Determine the junction temperature, we have an onboard thermistor wired into a seperate A/D.  For simplicity lets assume the board/junction temp is equal to 25 C.  At 25C the thermcouple compensation is 1mV.  Remember the thermocouple measures the difference in temp between the board and whatever it is your temping, so you must compensate for the board temperature.

Simply add the two (1mV + .15942mv) to get the temperature at the thremocouple probe tip.  So 1.15942mV.  Look this value up and that is the temp you are measuring. (~29C).

attachments.zip

jr,

An ADC is a math function:  a divider.   Vin/Vref = 0 to 0.999999 converted to binary.  You are trying to measure an absolute voltage,

and compare it to the reference pin, which is proportional to the battery voltage.  We do make an AD510, a 1.0 volt shunt reference,

but it needs 100 uA minimum to meet specs.  The ADR280 is another idea, it's 16 uA.

Two AA cells are 3.7V??  What type of batteries?

Harry

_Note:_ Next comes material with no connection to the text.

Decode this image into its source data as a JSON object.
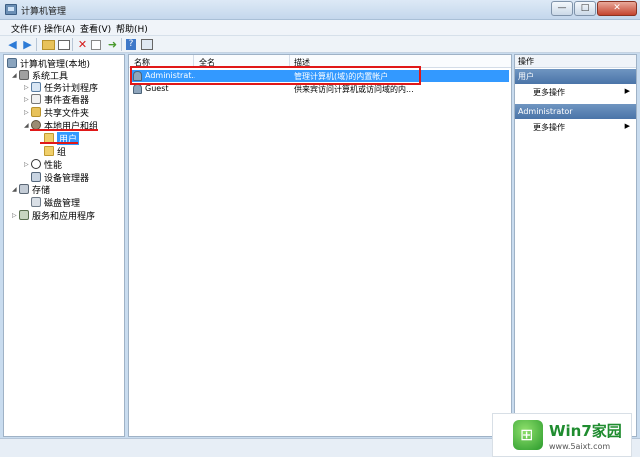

• Harry, thank you for the reply.  Yes, I've mesured the output of 2 AA L91's and on occasion have seen voltages up to 3.7V, typicaly they output around 3.5V.  The ADR820 looks like a nice product.  I guess we could use that for the A/D Ref and Voltage offset.

http://data.energizer.com/PDFs/l91.pdf

Would this also be used for the AD8595?

Thanks,
Jeff

• Harry, yes my apologies it was meant to read ADR280.  I don't understand how the shunt reference IC's work.  Is it just a voltage supply with a series resistor that regulates the current into the diode?

Yes I was referring to the AD8495.  If we used this IC, the power would be sourced from the microcontroller.  We can turn the device on, take a measurement and turn it off, so the consumption of 250uA is not unbearable.

Thank you for helping!

• jr,

You can also look at fig 26 on the OP295 datasheet:

http://www.analog.com/static/imported-files/data_sheets/OP295_495.pdf

You can take that basic idea with an ADA4051-1 and an ADR280 and come up with a good design.

You mentioned "ADR820";  I think that's a typo.

Thanks for the link on the Lithium/Iron DiSulphide batteries.  I was not familiar with them.

I don't understand:  "Would this also be used for the AD8595?"

Are  you refering to the AD8495?  It's 250 uA, which I am assuming is too high for you?

Another group handles the AD8495, so I will send an email to apps engineer that covers the part

to join the discussion.

Harry

• jr,

Think of a shunt reference as a Zener diode.  You have a resistor from V+ to the diode to ground.  As the current to the

load changes, the shunt takes more or less current to keep the voltage constant.

IC shunt references have been around since at least 1971.  They have much lower dynamic resistance than a Zener.  See:

http://www.national.com/an/AN/AN-56.pdf

Harry

• This question has been assumed as answered either offline via email or with a multi-part answer. This question has now been closed out. If you have an inquiry related to this topic please post a new question in the applicable product forum.

Thank you,